▶ _Exercise material_

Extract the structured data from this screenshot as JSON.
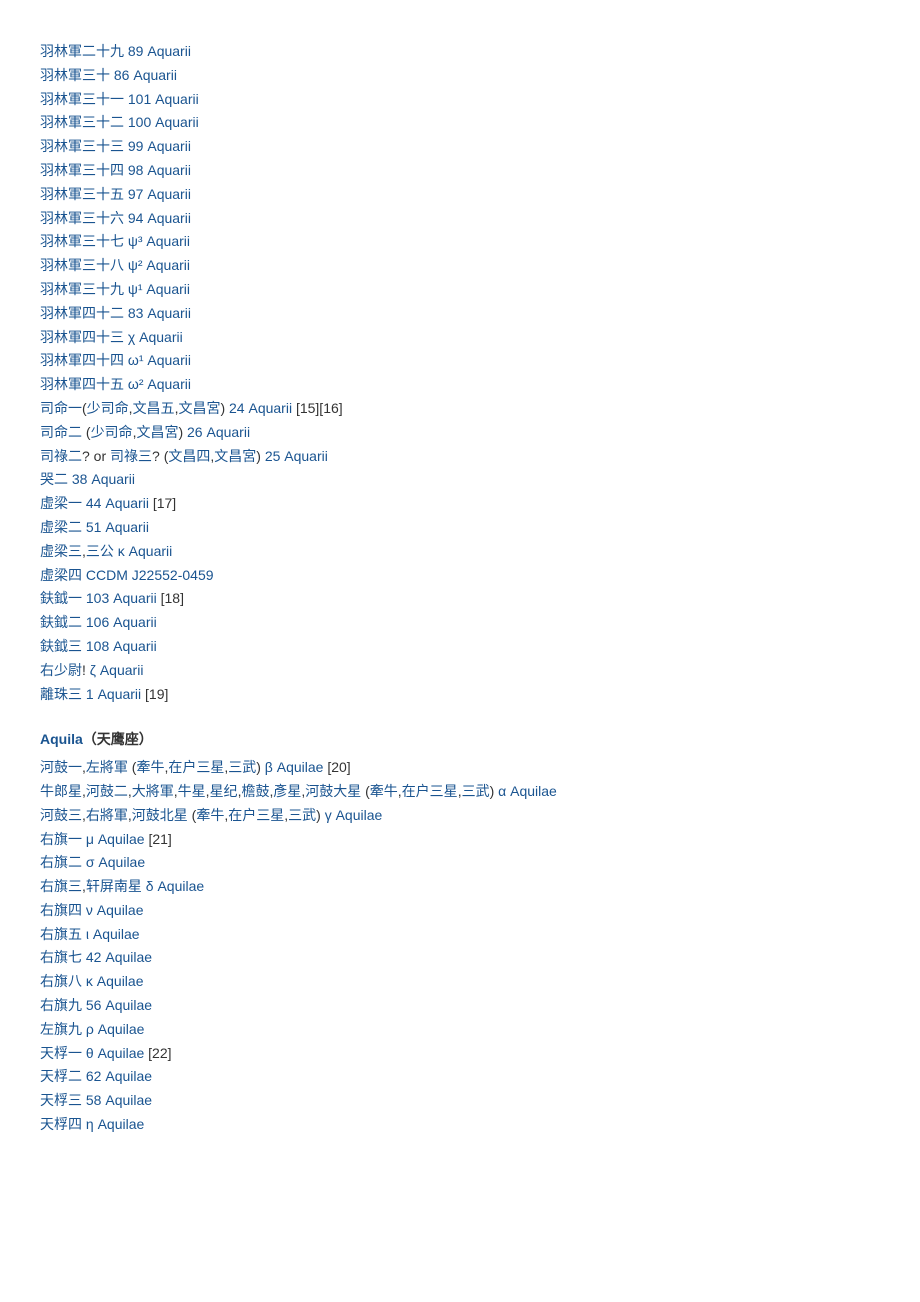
{
  "aquarius_entries": [
    {
      "chinese": "羽林軍二十九",
      "western": "89 Aquarii",
      "refs": ""
    },
    {
      "chinese": "羽林軍三十",
      "western": "86 Aquarii",
      "refs": ""
    },
    {
      "chinese": "羽林軍三十一",
      "western": "101 Aquarii",
      "refs": ""
    },
    {
      "chinese": "羽林軍三十二",
      "western": "100 Aquarii",
      "refs": ""
    },
    {
      "chinese": "羽林軍三十三",
      "western": "99 Aquarii",
      "refs": ""
    },
    {
      "chinese": "羽林軍三十四",
      "western": "98 Aquarii",
      "refs": ""
    },
    {
      "chinese": "羽林軍三十五",
      "western": "97 Aquarii",
      "refs": ""
    },
    {
      "chinese": "羽林軍三十六",
      "western": "94 Aquarii",
      "refs": ""
    },
    {
      "chinese": "羽林軍三十七",
      "western": "ψ³ Aquarii",
      "refs": ""
    },
    {
      "chinese": "羽林軍三十八",
      "western": "ψ² Aquarii",
      "refs": ""
    },
    {
      "chinese": "羽林軍三十九",
      "western": "ψ¹ Aquarii",
      "refs": ""
    },
    {
      "chinese": "羽林軍四十二",
      "western": "83 Aquarii",
      "refs": ""
    },
    {
      "chinese": "羽林軍四十三",
      "western": "χ Aquarii",
      "refs": ""
    },
    {
      "chinese": "羽林軍四十四",
      "western": "ω¹ Aquarii",
      "refs": ""
    },
    {
      "chinese": "羽林軍四十五",
      "western": "ω² Aquarii",
      "refs": ""
    },
    {
      "chinese_parts": [
        "司命一",
        "(",
        "少司命",
        ",",
        "文昌五",
        ",",
        "文昌宮",
        ") "
      ],
      "western": "24 Aquarii",
      "refs": " [15][16]"
    },
    {
      "chinese_parts": [
        "司命二",
        " (",
        "少司命",
        ",",
        "文昌宮",
        ") "
      ],
      "western": "26 Aquarii",
      "refs": ""
    },
    {
      "chinese_parts": [
        "司祿二",
        "? or ",
        "司祿三",
        "? (",
        "文昌四",
        ",",
        "文昌宮",
        ") "
      ],
      "western": "25 Aquarii",
      "refs": ""
    },
    {
      "chinese": "哭二",
      "western": "38 Aquarii",
      "refs": ""
    },
    {
      "chinese": "虛梁一",
      "western": "44 Aquarii",
      "refs": " [17]"
    },
    {
      "chinese": "虛梁二",
      "western": "51 Aquarii",
      "refs": ""
    },
    {
      "chinese_parts": [
        "虛梁三",
        ",",
        "三公",
        " "
      ],
      "western": "κ Aquarii",
      "refs": ""
    },
    {
      "chinese": "虛梁四",
      "western": "CCDM J22552-0459",
      "refs": ""
    },
    {
      "chinese": "鈇鉞一",
      "western": "103 Aquarii",
      "refs": " [18]"
    },
    {
      "chinese": "鈇鉞二",
      "western": "106 Aquarii",
      "refs": ""
    },
    {
      "chinese": "鈇鉞三",
      "western": "108 Aquarii",
      "refs": ""
    },
    {
      "chinese_parts": [
        "右少尉",
        "! "
      ],
      "western": "ζ Aquarii",
      "refs": ""
    },
    {
      "chinese": "離珠三",
      "western": "1 Aquarii",
      "refs": " [19]"
    }
  ],
  "aquila_heading": {
    "name": "Aquila",
    "suffix": "（天鹰座）"
  },
  "aquila_entries": [
    {
      "chinese_parts": [
        "河鼓一",
        ",",
        "左將軍",
        " (",
        "牽牛",
        ",",
        "在户三星",
        ",",
        "三武",
        ") "
      ],
      "western": "β Aquilae",
      "refs": " [20]"
    },
    {
      "chinese_parts": [
        "牛郎星",
        ",",
        "河鼓二",
        ",",
        "大將軍",
        ",",
        "牛星",
        ",",
        "星纪",
        ",",
        "檐鼓",
        ",",
        "彥星",
        ",",
        "河鼓大星",
        " (",
        "牽牛",
        ",",
        "在户三星",
        ",",
        "三武",
        ") "
      ],
      "western": "α Aquilae",
      "refs": ""
    },
    {
      "chinese_parts": [
        "河鼓三",
        ",",
        "右將軍",
        ",",
        "河鼓北星",
        " (",
        "牽牛",
        ",",
        "在户三星",
        ",",
        "三武",
        ") "
      ],
      "western": "γ Aquilae",
      "refs": ""
    },
    {
      "chinese": "右旗一",
      "western": "μ Aquilae",
      "refs": " [21]"
    },
    {
      "chinese": "右旗二",
      "western": "σ Aquilae",
      "refs": ""
    },
    {
      "chinese_parts": [
        "右旗三",
        ",",
        "轩屏南星",
        " "
      ],
      "western": "δ Aquilae",
      "refs": ""
    },
    {
      "chinese": "右旗四",
      "western": "ν Aquilae",
      "refs": ""
    },
    {
      "chinese": "右旗五",
      "western": "ι Aquilae",
      "refs": ""
    },
    {
      "chinese": "右旗七",
      "western": "42 Aquilae",
      "refs": ""
    },
    {
      "chinese": "右旗八",
      "western": "κ Aquilae",
      "refs": ""
    },
    {
      "chinese": "右旗九",
      "western": "56 Aquilae",
      "refs": ""
    },
    {
      "chinese": "左旗九",
      "western": "ρ Aquilae",
      "refs": ""
    },
    {
      "chinese": "天桴一",
      "western": "θ Aquilae",
      "refs": " [22]"
    },
    {
      "chinese": "天桴二",
      "western": "62 Aquilae",
      "refs": ""
    },
    {
      "chinese": "天桴三",
      "western": "58 Aquilae",
      "refs": ""
    },
    {
      "chinese": "天桴四",
      "western": "η Aquilae",
      "refs": ""
    }
  ]
}
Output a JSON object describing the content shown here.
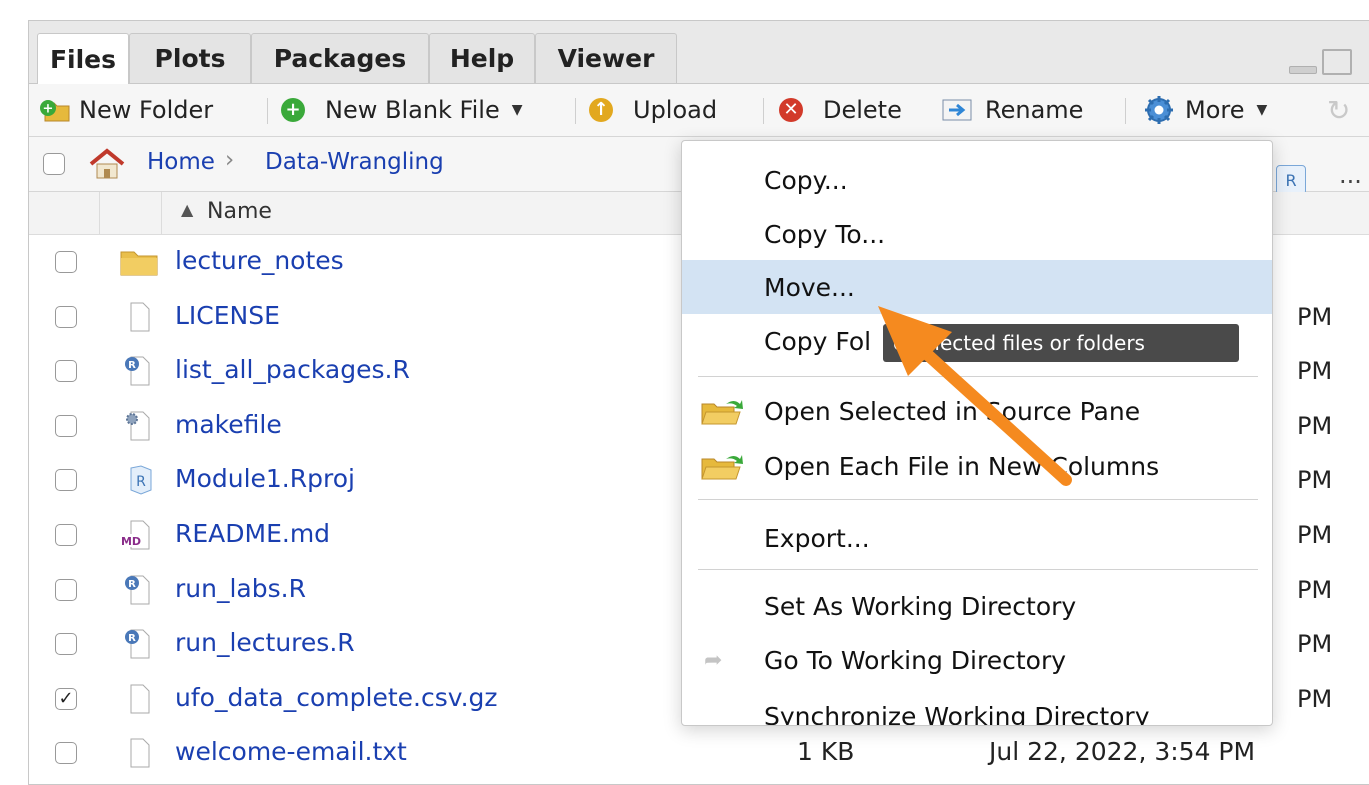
{
  "tabs": [
    "Files",
    "Plots",
    "Packages",
    "Help",
    "Viewer"
  ],
  "toolbar": {
    "new_folder": "New Folder",
    "new_blank_file": "New Blank File",
    "upload": "Upload",
    "delete": "Delete",
    "rename": "Rename",
    "more": "More"
  },
  "path": {
    "home": "Home",
    "folder": "Data-Wrangling",
    "more": "..."
  },
  "columns": {
    "name": "Name",
    "sort_arrow": "▲"
  },
  "files": [
    {
      "name": "lecture_notes",
      "icon": "folder-icon",
      "checked": false,
      "size": "",
      "modified": "",
      "pm": ""
    },
    {
      "name": "LICENSE",
      "icon": "document-icon",
      "checked": false,
      "size": "",
      "modified": "",
      "pm": "PM"
    },
    {
      "name": "list_all_packages.R",
      "icon": "r-file-icon",
      "checked": false,
      "size": "",
      "modified": "",
      "pm": "PM"
    },
    {
      "name": "makefile",
      "icon": "gear-file-icon",
      "checked": false,
      "size": "",
      "modified": "",
      "pm": "PM"
    },
    {
      "name": "Module1.Rproj",
      "icon": "rproj-icon",
      "checked": false,
      "size": "",
      "modified": "",
      "pm": "PM"
    },
    {
      "name": "README.md",
      "icon": "markdown-icon",
      "checked": false,
      "size": "",
      "modified": "",
      "pm": "PM"
    },
    {
      "name": "run_labs.R",
      "icon": "r-file-icon",
      "checked": false,
      "size": "",
      "modified": "",
      "pm": "PM"
    },
    {
      "name": "run_lectures.R",
      "icon": "r-file-icon",
      "checked": false,
      "size": "",
      "modified": "",
      "pm": "PM"
    },
    {
      "name": "ufo_data_complete.csv.gz",
      "icon": "document-icon",
      "checked": true,
      "size": "",
      "modified": "",
      "pm": "PM"
    },
    {
      "name": "welcome-email.txt",
      "icon": "document-icon",
      "checked": false,
      "size": "1 KB",
      "modified": "Jul 22, 2022, 3:54 PM",
      "pm": ""
    }
  ],
  "menu": {
    "copy": "Copy...",
    "copy_to": "Copy To...",
    "move": "Move...",
    "copy_folder": "Copy Fol",
    "open_selected": "Open Selected in Source Pane",
    "open_each": "Open Each File in New Columns",
    "export": "Export...",
    "set_wd": "Set As Working Directory",
    "go_to_wd": "Go To Working Directory",
    "sync_wd": "Synchronize Working Directory"
  },
  "tooltip": "e selected files or folders",
  "colors": {
    "link": "#1a3fb0",
    "highlight": "#d3e3f3",
    "arrow": "#f58a1f"
  }
}
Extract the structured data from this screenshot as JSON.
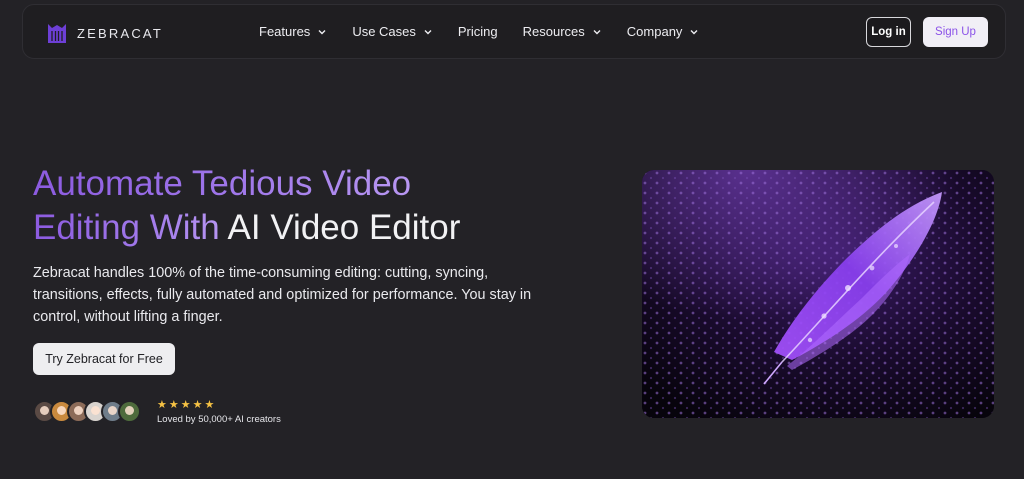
{
  "brand": {
    "name": "ZEBRACAT",
    "logo_icon": "zebracat-logo-icon",
    "accent": "#8b52e8"
  },
  "nav": {
    "items": [
      {
        "label": "Features",
        "has_dropdown": true
      },
      {
        "label": "Use Cases",
        "has_dropdown": true
      },
      {
        "label": "Pricing",
        "has_dropdown": false
      },
      {
        "label": "Resources",
        "has_dropdown": true
      },
      {
        "label": "Company",
        "has_dropdown": true
      }
    ],
    "login_label": "Log in",
    "signup_label": "Sign Up"
  },
  "hero": {
    "title_line1": "Automate Tedious Video",
    "title_line2_accent": "Editing With ",
    "title_line2_plain": "AI Video Editor",
    "description": "Zebracat handles 100% of the time-consuming editing: cutting, syncing, transitions, effects, fully automated and optimized for performance. You stay in control, without lifting a finger.",
    "cta_label": "Try Zebracat for Free",
    "rating_stars": "★★★★★",
    "social_proof": "Loved by 50,000+ AI creators",
    "avatar_count": 6,
    "image_subject": "purple-feather-with-water-droplets"
  }
}
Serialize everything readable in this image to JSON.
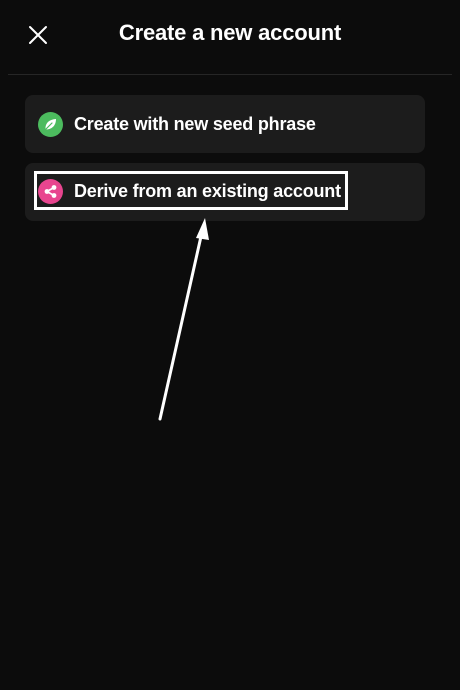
{
  "header": {
    "title": "Create a new account",
    "close_icon": "close-icon"
  },
  "options": [
    {
      "label": "Create with new seed phrase",
      "icon": "leaf-icon",
      "icon_color": "#4cbb5e"
    },
    {
      "label": "Derive from an existing account",
      "icon": "share-icon",
      "icon_color": "#e8458f"
    }
  ],
  "colors": {
    "background": "#0c0c0c",
    "card": "#1c1c1c",
    "annotation": "#ffffff"
  }
}
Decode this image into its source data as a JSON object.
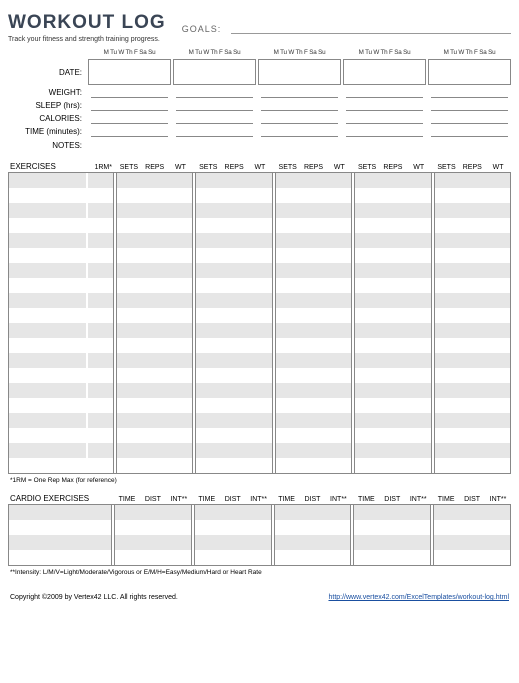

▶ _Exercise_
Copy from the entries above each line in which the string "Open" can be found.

▶ _Task response_
    "open_selected": "Open Selected in Source Pane",
    "open_each": "Open Each File in New Columns",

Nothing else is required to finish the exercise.